Cloudy ice due to dissolved gas is a clathrate hydrate. In areas of decomposing vegetation (bottom of lakes, deep ocean sediments, peat bogs etc) the predominant gas is methane (CH4) and methane clathrates form. There are enormous methane clathrate deposits in the permafrost, particularly in the continental shelf of northern Siberia. As a greenhouse gas, methane is about 30 times more potent than carbon dioxide (actually about 100 times, but it has a shorter half-life in the atmosphere). If the permafrost melts, the methane bound in the clathrate can escape, at some point triggering the feared tipping-point in global heating: more methane > temperature rise > more melting > runaway heating. There are signs the process has begun.
It is thought that this process last occurred during the end-Permian extinction, an event ~250 million years ago which saw the extinction of up to 95% of all species (and known as the Great Dying). At that time, global temperature was increased by 6C. Current models indicate that 6C is quite achievable by the end of this century if we continue with business as usual. Rather than be worried, some see receding ice fields as a fossil-fuel mining opportunity. Instead of scrambling to do something about it, nations are scrambling to claim sovereignty. At least one prime minister thinks ‘coal is good for humanity’.

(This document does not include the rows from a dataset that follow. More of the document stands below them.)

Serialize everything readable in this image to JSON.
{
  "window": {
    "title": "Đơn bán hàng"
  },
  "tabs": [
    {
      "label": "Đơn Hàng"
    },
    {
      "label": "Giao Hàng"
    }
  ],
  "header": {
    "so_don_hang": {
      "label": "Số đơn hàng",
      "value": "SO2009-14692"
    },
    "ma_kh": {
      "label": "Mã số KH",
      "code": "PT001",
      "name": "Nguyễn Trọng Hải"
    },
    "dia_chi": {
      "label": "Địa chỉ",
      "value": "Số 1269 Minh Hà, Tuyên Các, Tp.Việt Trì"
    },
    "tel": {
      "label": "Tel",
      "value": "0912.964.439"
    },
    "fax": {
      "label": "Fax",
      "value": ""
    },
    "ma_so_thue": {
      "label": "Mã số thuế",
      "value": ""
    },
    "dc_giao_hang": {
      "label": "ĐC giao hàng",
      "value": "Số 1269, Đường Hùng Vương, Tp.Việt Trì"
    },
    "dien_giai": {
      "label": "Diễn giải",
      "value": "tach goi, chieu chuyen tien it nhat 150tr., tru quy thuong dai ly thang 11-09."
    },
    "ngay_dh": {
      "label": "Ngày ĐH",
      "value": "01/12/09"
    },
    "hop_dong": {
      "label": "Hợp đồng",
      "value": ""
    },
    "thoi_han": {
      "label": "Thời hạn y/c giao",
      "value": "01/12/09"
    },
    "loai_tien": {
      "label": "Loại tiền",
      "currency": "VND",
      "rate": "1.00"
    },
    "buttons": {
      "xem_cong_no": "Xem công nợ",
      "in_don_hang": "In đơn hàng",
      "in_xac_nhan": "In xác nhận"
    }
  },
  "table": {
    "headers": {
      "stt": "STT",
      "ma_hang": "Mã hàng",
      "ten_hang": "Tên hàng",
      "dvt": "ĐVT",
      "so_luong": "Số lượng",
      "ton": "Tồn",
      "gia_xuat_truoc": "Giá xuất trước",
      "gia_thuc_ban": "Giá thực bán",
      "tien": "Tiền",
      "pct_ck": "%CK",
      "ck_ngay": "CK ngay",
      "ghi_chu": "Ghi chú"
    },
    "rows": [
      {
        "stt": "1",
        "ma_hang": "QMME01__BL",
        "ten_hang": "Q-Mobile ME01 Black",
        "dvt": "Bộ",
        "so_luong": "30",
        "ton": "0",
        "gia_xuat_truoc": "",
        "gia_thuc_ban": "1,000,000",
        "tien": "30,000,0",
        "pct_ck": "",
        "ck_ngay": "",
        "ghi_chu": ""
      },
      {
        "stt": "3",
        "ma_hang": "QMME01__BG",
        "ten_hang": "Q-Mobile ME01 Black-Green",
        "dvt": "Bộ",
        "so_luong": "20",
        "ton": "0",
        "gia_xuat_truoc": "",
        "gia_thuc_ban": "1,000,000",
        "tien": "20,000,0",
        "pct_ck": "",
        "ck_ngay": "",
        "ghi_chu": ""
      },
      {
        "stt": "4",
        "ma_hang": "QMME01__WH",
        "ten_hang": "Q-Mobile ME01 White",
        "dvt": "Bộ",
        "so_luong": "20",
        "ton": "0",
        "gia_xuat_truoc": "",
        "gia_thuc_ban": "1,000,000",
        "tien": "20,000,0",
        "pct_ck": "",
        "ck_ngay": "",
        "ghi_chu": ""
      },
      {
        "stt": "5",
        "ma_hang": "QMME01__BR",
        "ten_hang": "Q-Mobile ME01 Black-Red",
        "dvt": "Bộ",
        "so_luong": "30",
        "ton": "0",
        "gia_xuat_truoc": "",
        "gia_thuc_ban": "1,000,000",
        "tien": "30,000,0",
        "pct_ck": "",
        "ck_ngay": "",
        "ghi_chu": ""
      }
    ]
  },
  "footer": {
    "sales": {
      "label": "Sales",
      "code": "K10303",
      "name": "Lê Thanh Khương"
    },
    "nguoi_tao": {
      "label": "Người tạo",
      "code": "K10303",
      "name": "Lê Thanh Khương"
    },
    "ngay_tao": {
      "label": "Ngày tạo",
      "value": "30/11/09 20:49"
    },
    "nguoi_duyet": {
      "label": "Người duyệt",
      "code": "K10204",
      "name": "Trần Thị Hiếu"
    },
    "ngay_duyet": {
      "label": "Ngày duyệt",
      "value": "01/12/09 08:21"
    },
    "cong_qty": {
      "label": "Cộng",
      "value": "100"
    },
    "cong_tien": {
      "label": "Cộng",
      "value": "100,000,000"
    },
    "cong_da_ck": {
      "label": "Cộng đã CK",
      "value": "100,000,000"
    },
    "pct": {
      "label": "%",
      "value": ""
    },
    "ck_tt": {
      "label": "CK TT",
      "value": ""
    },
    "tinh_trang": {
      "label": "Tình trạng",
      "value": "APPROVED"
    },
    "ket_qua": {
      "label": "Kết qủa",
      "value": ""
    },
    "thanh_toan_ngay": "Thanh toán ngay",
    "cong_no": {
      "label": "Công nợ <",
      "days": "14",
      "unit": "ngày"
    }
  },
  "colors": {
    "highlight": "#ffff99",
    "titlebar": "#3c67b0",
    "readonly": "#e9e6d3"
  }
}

Sometimes I wonder if the term ‘homo sapiens’ isn’t an oxymoron. Or at least, a vanity. No surprise that we named ourselves.
But, since this is a cooking blog, is there anything to learn? The lake-ice suggests two possibilities – how to make clear ice-cubes at home and how to serve food on thin ice.
Dave Arnold describes how to make clear ice. Part-freeze water in a small esky (cooler). The water will freeze from the top down (because the sides and bottom are insulated) and be clear. Stop the process when about half the water is frozen, remove the ice block and cut into perfect cubes of the desired size.
The master-innovator, Ferran Adria, was intrigued by the fact that we like crunching ice as we eat. He started incorporating ice into aspects of his dishes, for example as small cubes (ice croutons) in a salad – providing an unexpected textural and temperature contrast.
He also refined lake-ice as a dish. Placing a bowl of water in the freezer, he waited until the surface froze over. Then removing it, he would pierce the surface with two holes on opposite edges and pour out the underlying unfrozen water. It was now a thin ice sheet suspended across the top of the bowl with nothing beneath. The surface of the pond was dusted with flavourings (e.g. mint essence, green tea powder and sugar). The diner cracks off large shards and enjoys the flavour of the topping with the icy and brittle shards. Ferran was also interested in the aromas carried to the diner by the water vapour trapped under the ice sheet. There’s a video here.
Flavoured and cracked.
It’s not high-tech; part of Ferran’s genius is to see the possibilities in the ordinary. Observation is at the heart of science.